    Daniel Deocampo, a Georgia State assistant professor of Geology, is investigating ancient lakes and volcanic ash to help scientists better understand the environment in which humans evolved, and eventually used ash and sediment to build infrastructure in ancient civilizations... His research into volcanic ash that formed sedimentary rocks in Italy and California helps scientists better understand the ways ancient societies, including the Romans, used rocks to create mortar and concrete that, in some cases, was actually more durable than the modern varieties. Over hundreds of years, Romans experimented with different volcanic ash layers to perfect the building materials which would...
  • U-M researchers make bendable concrete

    05/06/2005 1:46:04 AM PDT · by explodingspleen · 33 replies · 1,186+ views
    University of Michigan ^ | 04 May 2005 | Laura Bailey
    U-M researchers make bendable concrete click image to see video ANN ARBOR, Mich.&#8212;A new type of fiber-reinforced bendable concrete will be used for the first time in Michigan this summer&#8212;and University of Michigan scientists hope that their new material will find widespread use across the country. The new concrete looks like regular concrete, but is 500 times more resistant to cracking and 40 percent lighter in weight. Tiny fibers that comprise about 2 percent of the mixture's volume partly account for its performance. Also, the materials in the concrete itself are designed for maximum flexibility. Because of its long...
  • Cracking Concrete's Code

    02/15/2007 1:49:01 AM PST · by neverdem · 41 replies · 1,437+ views
    ScienceNOW Daily News ^ | 2 February 2007 | Robert F. Service
    Where can you go to see a cool example of nanotechnology? Well, just about everywhere. A new study reveals that plain old concrete, the most common human-made material on the planet, owes its properties to its nanoscale structure. Down the road, this new understanding could lead to novel forms of concrete that require less energy and CO2 to generate and might allow researchers to engineer its properties much as they have done with advanced steel alloys. Concrete isn't what comes to mind when most people think of nanomaterials. It's the oldest engineered construction material and was first used by the...
  • Key test for re-healable concrete (concrete that patches itself)
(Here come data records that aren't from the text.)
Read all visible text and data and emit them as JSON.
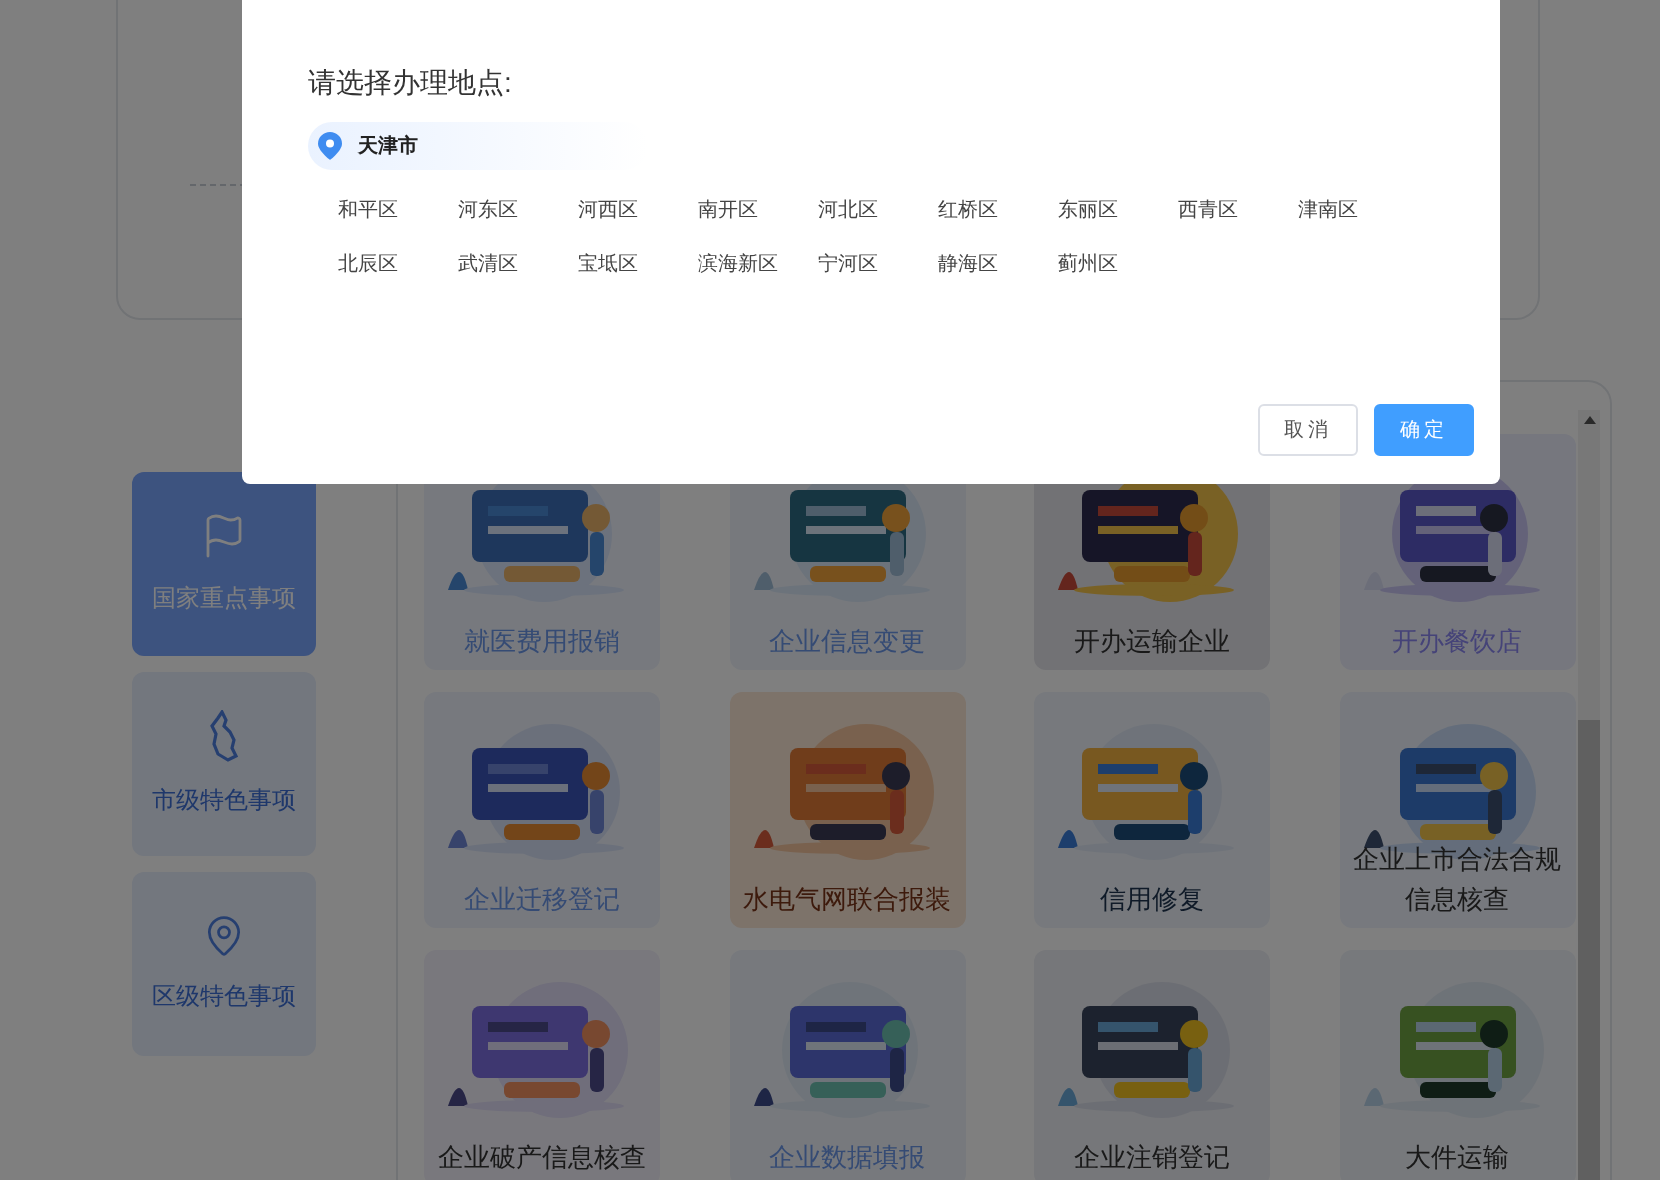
{
  "dialog": {
    "title": "请选择办理地点:",
    "city": "天津市",
    "districts": [
      "和平区",
      "河东区",
      "河西区",
      "南开区",
      "河北区",
      "红桥区",
      "东丽区",
      "西青区",
      "津南区",
      "北辰区",
      "武清区",
      "宝坻区",
      "滨海新区",
      "宁河区",
      "静海区",
      "蓟州区"
    ],
    "buttons": [
      {
        "label": "取消",
        "kind": "secondary"
      },
      {
        "label": "确定",
        "kind": "primary"
      }
    ]
  },
  "sidebar": {
    "items": [
      {
        "label": "国家重点事项",
        "selected": true
      },
      {
        "label": "市级特色事项",
        "selected": false
      },
      {
        "label": "区级特色事项",
        "selected": false
      }
    ]
  },
  "services": [
    {
      "label": "就医费用报销"
    },
    {
      "label": "企业信息变更"
    },
    {
      "label": "开办运输企业"
    },
    {
      "label": "开办餐饮店"
    },
    {
      "label": "企业迁移登记"
    },
    {
      "label": "水电气网联合报装"
    },
    {
      "label": "信用修复"
    },
    {
      "label": "企业上市合法合规信息核查"
    },
    {
      "label": "企业破产信息核查"
    },
    {
      "label": "企业数据填报"
    },
    {
      "label": "企业注销登记"
    },
    {
      "label": "大件运输"
    }
  ]
}
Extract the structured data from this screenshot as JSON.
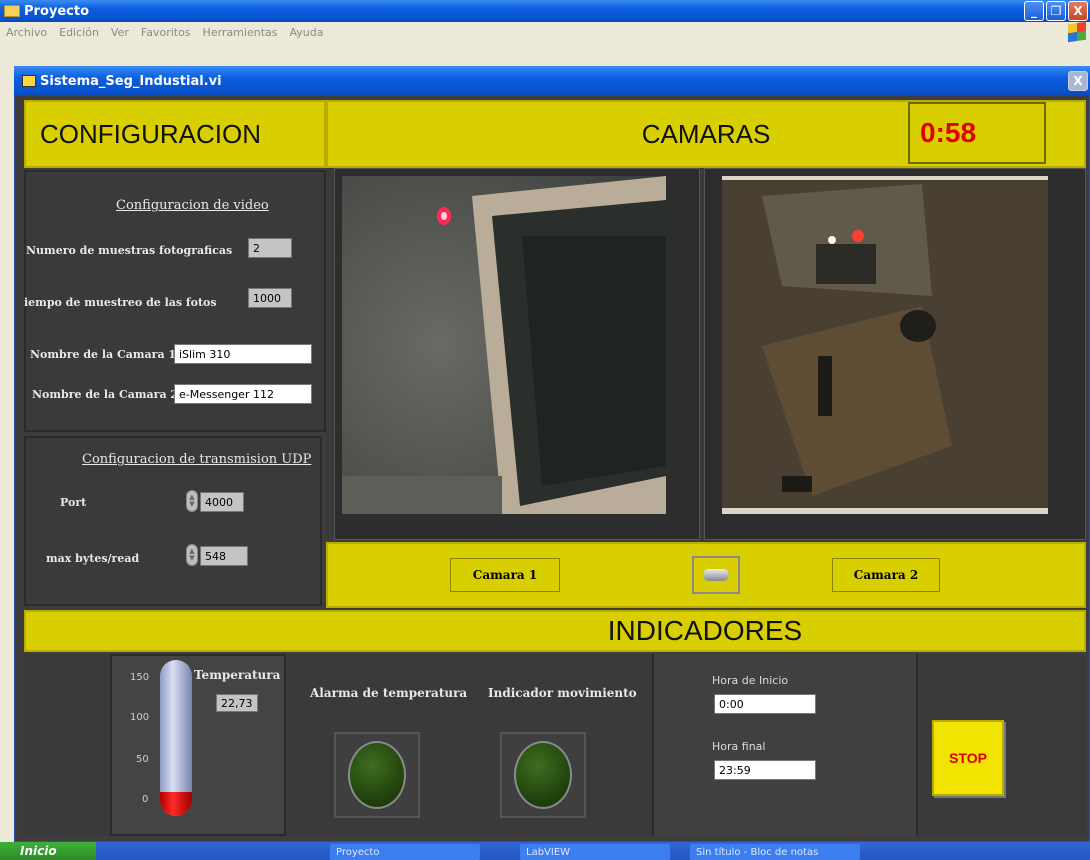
{
  "outer_window": {
    "title": "Proyecto",
    "menu": [
      "Archivo",
      "Edición",
      "Ver",
      "Favoritos",
      "Herramientas",
      "Ayuda"
    ],
    "buttons": {
      "minimize": "_",
      "restore": "❐",
      "close": "X"
    }
  },
  "vi_window": {
    "title": "Sistema_Seg_Industial.vi",
    "close": "X"
  },
  "headers": {
    "configuracion": "CONFIGURACION",
    "camaras": "CAMARAS",
    "indicadores": "INDICADORES",
    "timer": "0:58"
  },
  "video_config": {
    "title": "Configuracion de video",
    "samples_label": "Numero de muestras fotograficas",
    "samples_value": "2",
    "period_label": "iempo de muestreo de las fotos",
    "period_value": "1000",
    "cam1_label": "Nombre de la Camara 1",
    "cam1_value": "iSlim 310",
    "cam2_label": "Nombre de la Camara 2",
    "cam2_value": "e-Messenger 112"
  },
  "udp_config": {
    "title": "Configuracion de transmision UDP",
    "port_label": "Port",
    "port_value": "4000",
    "bytes_label": "max bytes/read",
    "bytes_value": "548"
  },
  "cameras": {
    "cam1_button": "Camara 1",
    "cam2_button": "Camara 2"
  },
  "indicators": {
    "temperature_label": "Temperatura",
    "temperature_value": "22,73",
    "temperature_level": 22.73,
    "scale_ticks": [
      "150",
      "100",
      "50",
      "0"
    ],
    "alarm_label": "Alarma de temperatura",
    "motion_label": "Indicador movimiento",
    "start_label": "Hora de Inicio",
    "start_value": "0:00",
    "end_label": "Hora final",
    "end_value": "23:59",
    "stop_button": "STOP"
  },
  "taskbar": {
    "start": "Inicio",
    "items": [
      "Proyecto",
      "LabVIEW",
      "Sin título - Bloc de notas"
    ]
  },
  "colors": {
    "header_yellow": "#d9cf00",
    "panel_dark": "#3a3a3a",
    "timer_red": "#e00000",
    "xp_blue": "#0a5fe0"
  }
}
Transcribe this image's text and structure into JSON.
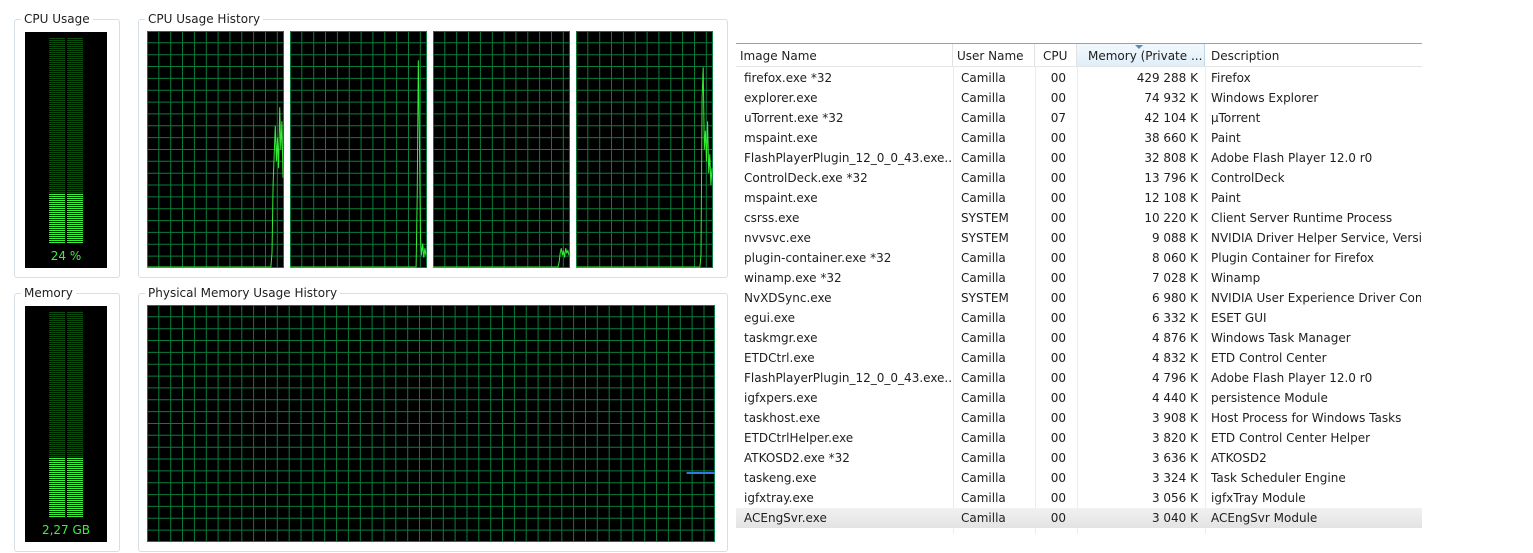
{
  "cpu_usage": {
    "title": "CPU Usage",
    "value_text": "24 %",
    "level": 0.24
  },
  "cpu_history": {
    "title": "CPU Usage History",
    "cores": [
      {
        "samples": [
          0,
          0,
          0,
          0,
          0,
          0,
          0,
          0,
          0,
          0,
          0,
          0,
          0,
          0,
          0,
          0,
          0,
          0,
          0,
          0,
          0,
          0,
          0,
          0,
          0,
          0,
          0,
          0,
          0,
          0,
          0,
          0,
          0,
          0,
          0,
          0,
          0,
          0,
          0,
          0,
          0,
          0,
          0,
          0,
          0,
          0,
          0,
          0,
          0,
          0,
          0,
          0,
          0,
          0,
          0,
          0,
          0,
          0,
          0,
          0,
          0,
          0,
          0,
          0,
          0,
          0,
          0,
          0,
          0,
          0,
          0,
          0,
          0,
          0,
          0,
          0,
          0,
          0,
          0,
          0,
          0,
          0,
          0,
          0,
          0,
          0,
          0,
          0,
          0,
          0,
          0,
          0,
          0,
          0,
          0,
          0,
          0,
          0,
          0,
          0,
          0,
          0,
          0,
          0,
          0,
          0,
          0,
          0,
          0,
          0,
          0,
          0,
          0,
          0,
          0.06,
          0.35,
          0.48,
          0.6,
          0.45,
          0.55,
          0.42,
          0.68,
          0.5,
          0.62,
          0.38
        ]
      },
      {
        "samples": [
          0,
          0,
          0,
          0,
          0,
          0,
          0,
          0,
          0,
          0,
          0,
          0,
          0,
          0,
          0,
          0,
          0,
          0,
          0,
          0,
          0,
          0,
          0,
          0,
          0,
          0,
          0,
          0,
          0,
          0,
          0,
          0,
          0,
          0,
          0,
          0,
          0,
          0,
          0,
          0,
          0,
          0,
          0,
          0,
          0,
          0,
          0,
          0,
          0,
          0,
          0,
          0,
          0,
          0,
          0,
          0,
          0,
          0,
          0,
          0,
          0,
          0,
          0,
          0,
          0,
          0,
          0,
          0,
          0,
          0,
          0,
          0,
          0,
          0,
          0,
          0,
          0,
          0,
          0,
          0,
          0,
          0,
          0,
          0,
          0,
          0,
          0,
          0,
          0,
          0,
          0,
          0,
          0,
          0,
          0,
          0,
          0,
          0,
          0,
          0,
          0,
          0,
          0,
          0,
          0,
          0,
          0,
          0,
          0,
          0,
          0,
          0,
          0,
          0,
          0,
          0,
          0.3,
          0.88,
          0.55,
          0.12,
          0.05,
          0.1,
          0.04,
          0.08,
          0.05
        ]
      },
      {
        "samples": [
          0,
          0,
          0,
          0,
          0,
          0,
          0,
          0,
          0,
          0,
          0,
          0,
          0,
          0,
          0,
          0,
          0,
          0,
          0,
          0,
          0,
          0,
          0,
          0,
          0,
          0,
          0,
          0,
          0,
          0,
          0,
          0,
          0,
          0,
          0,
          0,
          0,
          0,
          0,
          0,
          0,
          0,
          0,
          0,
          0,
          0,
          0,
          0,
          0,
          0,
          0,
          0,
          0,
          0,
          0,
          0,
          0,
          0,
          0,
          0,
          0,
          0,
          0,
          0,
          0,
          0,
          0,
          0,
          0,
          0,
          0,
          0,
          0,
          0,
          0,
          0,
          0,
          0,
          0,
          0,
          0,
          0,
          0,
          0,
          0,
          0,
          0,
          0,
          0,
          0,
          0,
          0,
          0,
          0,
          0,
          0,
          0,
          0,
          0,
          0,
          0,
          0,
          0,
          0,
          0,
          0,
          0,
          0,
          0,
          0,
          0,
          0,
          0,
          0,
          0,
          0.02,
          0.06,
          0.08,
          0.05,
          0.07,
          0.04,
          0.08,
          0.06,
          0.07,
          0.05
        ]
      },
      {
        "samples": [
          0,
          0,
          0,
          0,
          0,
          0,
          0,
          0,
          0,
          0,
          0,
          0,
          0,
          0,
          0,
          0,
          0,
          0,
          0,
          0,
          0,
          0,
          0,
          0,
          0,
          0,
          0,
          0,
          0,
          0,
          0,
          0,
          0,
          0,
          0,
          0,
          0,
          0,
          0,
          0,
          0,
          0,
          0,
          0,
          0,
          0,
          0,
          0,
          0,
          0,
          0,
          0,
          0,
          0,
          0,
          0,
          0,
          0,
          0,
          0,
          0,
          0,
          0,
          0,
          0,
          0,
          0,
          0,
          0,
          0,
          0,
          0,
          0,
          0,
          0,
          0,
          0,
          0,
          0,
          0,
          0,
          0,
          0,
          0,
          0,
          0,
          0,
          0,
          0,
          0,
          0,
          0,
          0,
          0,
          0,
          0,
          0,
          0,
          0,
          0,
          0,
          0,
          0,
          0,
          0,
          0,
          0,
          0,
          0,
          0,
          0,
          0,
          0,
          0,
          0.05,
          0.72,
          0.85,
          0.5,
          0.58,
          0.45,
          0.62,
          0.4,
          0.48,
          0.35,
          0.42
        ]
      }
    ]
  },
  "memory": {
    "title": "Memory",
    "value_text": "2,27 GB",
    "level": 0.29
  },
  "memory_history": {
    "title": "Physical Memory Usage History",
    "level": 0.29,
    "fill_start": 0.95
  },
  "colors": {
    "graph_line": "#33ee33",
    "grid": "#0a7d3c",
    "meter_on": "#3ef03e",
    "meter_off": "#0b4d0b",
    "memory_line": "#2f7be6"
  },
  "table": {
    "columns": [
      "Image Name",
      "User Name",
      "CPU",
      "Memory (Private ...",
      "Description"
    ],
    "sorted_column": 3,
    "selected_row": 22,
    "rows": [
      [
        "firefox.exe *32",
        "Camilla",
        "00",
        "429 288 K",
        "Firefox"
      ],
      [
        "explorer.exe",
        "Camilla",
        "00",
        "74 932 K",
        "Windows Explorer"
      ],
      [
        "uTorrent.exe *32",
        "Camilla",
        "07",
        "42 104 K",
        "µTorrent"
      ],
      [
        "mspaint.exe",
        "Camilla",
        "00",
        "38 660 K",
        "Paint"
      ],
      [
        "FlashPlayerPlugin_12_0_0_43.exe...",
        "Camilla",
        "00",
        "32 808 K",
        "Adobe Flash Player 12.0 r0"
      ],
      [
        "ControlDeck.exe *32",
        "Camilla",
        "00",
        "13 796 K",
        "ControlDeck"
      ],
      [
        "mspaint.exe",
        "Camilla",
        "00",
        "12 108 K",
        "Paint"
      ],
      [
        "csrss.exe",
        "SYSTEM",
        "00",
        "10 220 K",
        "Client Server Runtime Process"
      ],
      [
        "nvvsvc.exe",
        "SYSTEM",
        "00",
        "9 088 K",
        "NVIDIA Driver Helper Service, Version"
      ],
      [
        "plugin-container.exe *32",
        "Camilla",
        "00",
        "8 060 K",
        "Plugin Container for Firefox"
      ],
      [
        "winamp.exe *32",
        "Camilla",
        "00",
        "7 028 K",
        "Winamp"
      ],
      [
        "NvXDSync.exe",
        "SYSTEM",
        "00",
        "6 980 K",
        "NVIDIA User Experience Driver Comp"
      ],
      [
        "egui.exe",
        "Camilla",
        "00",
        "6 332 K",
        "ESET GUI"
      ],
      [
        "taskmgr.exe",
        "Camilla",
        "00",
        "4 876 K",
        "Windows Task Manager"
      ],
      [
        "ETDCtrl.exe",
        "Camilla",
        "00",
        "4 832 K",
        "ETD Control Center"
      ],
      [
        "FlashPlayerPlugin_12_0_0_43.exe...",
        "Camilla",
        "00",
        "4 796 K",
        "Adobe Flash Player 12.0 r0"
      ],
      [
        "igfxpers.exe",
        "Camilla",
        "00",
        "4 440 K",
        "persistence Module"
      ],
      [
        "taskhost.exe",
        "Camilla",
        "00",
        "3 908 K",
        "Host Process for Windows Tasks"
      ],
      [
        "ETDCtrlHelper.exe",
        "Camilla",
        "00",
        "3 820 K",
        "ETD Control Center Helper"
      ],
      [
        "ATKOSD2.exe *32",
        "Camilla",
        "00",
        "3 636 K",
        "ATKOSD2"
      ],
      [
        "taskeng.exe",
        "Camilla",
        "00",
        "3 324 K",
        "Task Scheduler Engine"
      ],
      [
        "igfxtray.exe",
        "Camilla",
        "00",
        "3 056 K",
        "igfxTray Module"
      ],
      [
        "ACEngSvr.exe",
        "Camilla",
        "00",
        "3 040 K",
        "ACEngSvr Module"
      ]
    ]
  }
}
    11/03/2012 4:13:20 AM PDT · by lowbridge · 9 replies
    bbc ^ | october 30, 2012 | paul rincon
    Experimental concrete that patches up cracks by itself is to undergo outdoor testing. The concrete contains limestone-producing bacteria, which are activated by corrosive rainwater working its way into the structure. The new material could potentially increase the service life of the concrete - with considerable cost savings as a result. The work is taking place at Delft Technical University, the Netherlands. It is the brainchild of microbiologist Henk Jonkers and concrete technologist Eric Schlangen. If all goes well, Dr Jonkers says they could start the process of commercialising the system in 2-3 years.